Follow the guidelines of recognized multi-stakeholder initiatives such as:
> SMETA (SEDEX Members Ethical Trade Audit) – [Ethical trade audit],
> EcoVadis – [CSR (Corporate Social Responsibility) rating agency],
> UEBT (Union for Ethical Bio Trade),
> Rainforest Alliance – [Multi-stakeholder initiative dedicated to ensuring sustainable livelihoods and conserving biodiversity],
Signatories to the IFRA-IOFI Sustainability Charter can provide input on these frameworks and programs, or suggest others.
Available business disclosure: For each operational site owned, leased, managed in, or adjacent to, protected areas and areas of high biodiversity value outside protected areas, the following information:
i. Geographic location;
ii. Subsurface and underground land that may be owned, leased, or managed by the organization;
iii. Position in relation to the protected area (in the area, adjacent to, or containing portions of the protected area) or the high biodiversity value area outside protected areas;
iv. Type of operation (office, manufacturing or production, or extractive);
v. Size of operational site in km2 (or another unit, if appropriate);
vi. Biodiversity value characterized by the attribute of the protected area or area of high biodiversity value outside the protected area (terrestrial, freshwater, or maritime ecosystem);
vii. Biodiversity value characterized by listing of protected status (such as IUCN Protected Area Management Categories, Ramsar Convention, national legislation).
Unit: Km2, number of species,
Source: GRI Standard 304-1
Available business disclosure: Nature of significant direct and indirect impacts on biodiversity with reference to one or more of the following:
i. Construction or use of manufacturing plants, mines, and transport infrastructure;
ii. Pollution (introduction of substances that do not naturally occur in the habitat from point and non-point sources);
iii. Introduction of invasive species, pests, and pathogens;
iv. Reduction of species;
v. Habitat conversion;
vi. Changes in ecological processes outside the natural range of variation (such as salinity or changes in groundwater level).
Source: GRI Standard 304-2
Available business disclosure: Significant direct and indirect positive and negative impacts with reference to the following:
i. Species affected;
ii. Extent of areas impacted;
iii. Duration of impacts;
iv. Reversibility or irreversibility of the impacts.
Source: GRI Standard 304-2

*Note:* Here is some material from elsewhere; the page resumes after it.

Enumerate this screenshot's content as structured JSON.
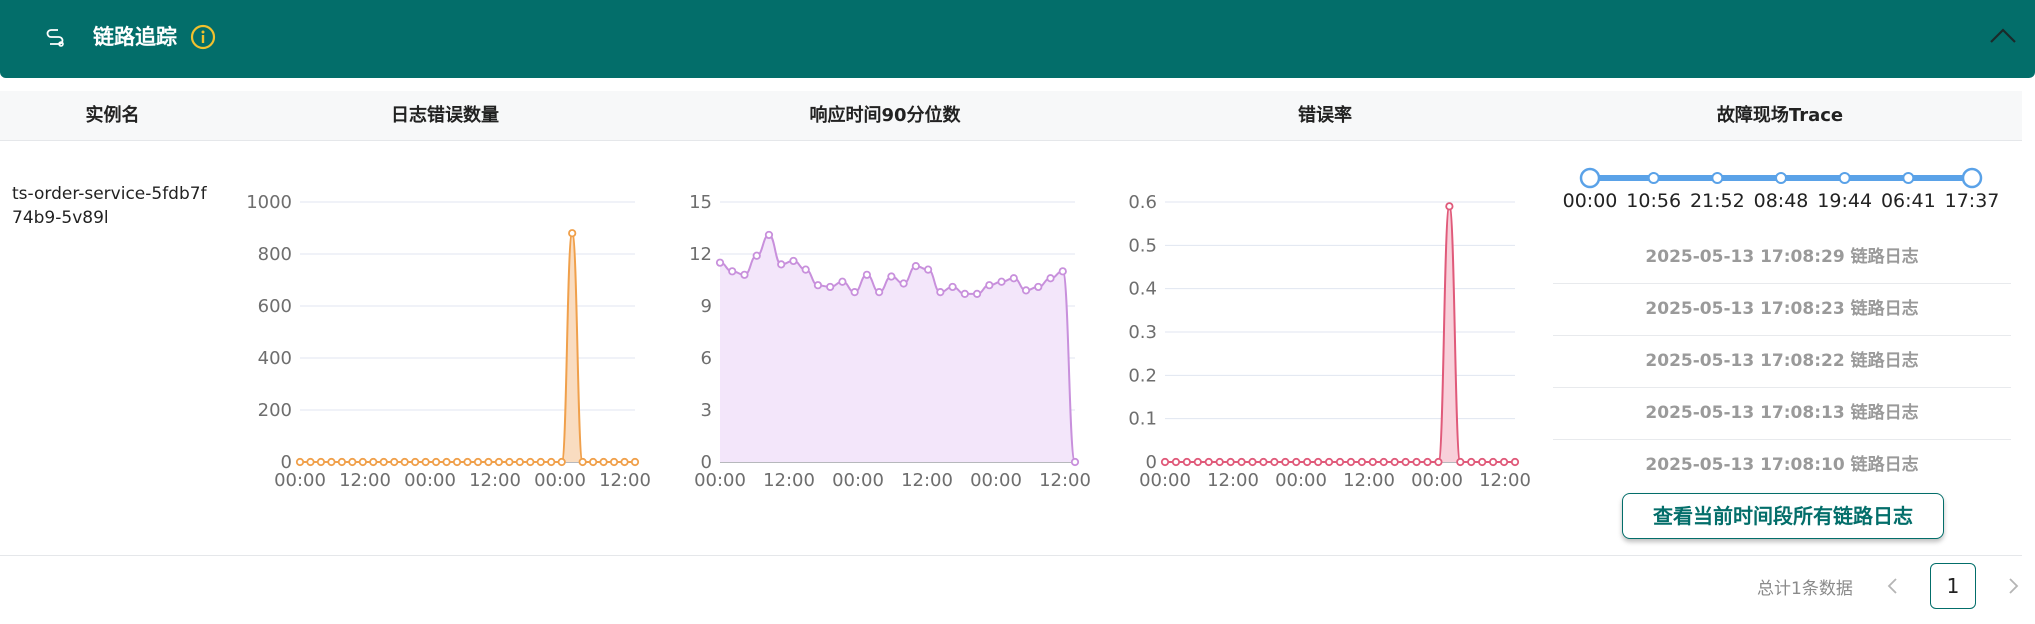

Available business disclosure: Water bodies and related habitats that are significantly affected by water discharges and/or runoff, including information on:
i. The size of the water body and related habitat;
ii. Whether the water body and related habitat is designated as a nationally or internationally protected area;
iii. The biodiversity value, such as total number of protected species.
Unit: Km2, number of species and other descriptive information
Source: GRI Standard 306-5
Available business disclosure: Total number of IUCN Red List species and national conservation list species with habitats in areas affected by the operations of the organization, by level of extinction risk:
i. Critically endangered;
iv. Near threatened;
v. Least concern.
Source: GRI Standard 304-4
Available business disclosure: Trends in population and extinction risk of utilized species, including species in trade.
Available business disclosure: Trends in Ecological Footprint and/or related concepts.
Available business disclosure: Ecological limits assessed in terms of sustainable production and consumption.
Available business disclosure: Trends in extent to which biodiversity and ecosystem service values are incorporated into organizational accounting and reporting.
Available business disclosure: Size and location of all habitat areas protected or restored, and whether the success of the restoration measure was or is approved by independent external professionals.
Source: GRI Standard 304-3
Available business disclosure: Whether partnerships exist with third parties to protect or restore habitat areas distinct from where the organization has overseen and implemented restoration or protection measures.
Source: GRI Standard 304-3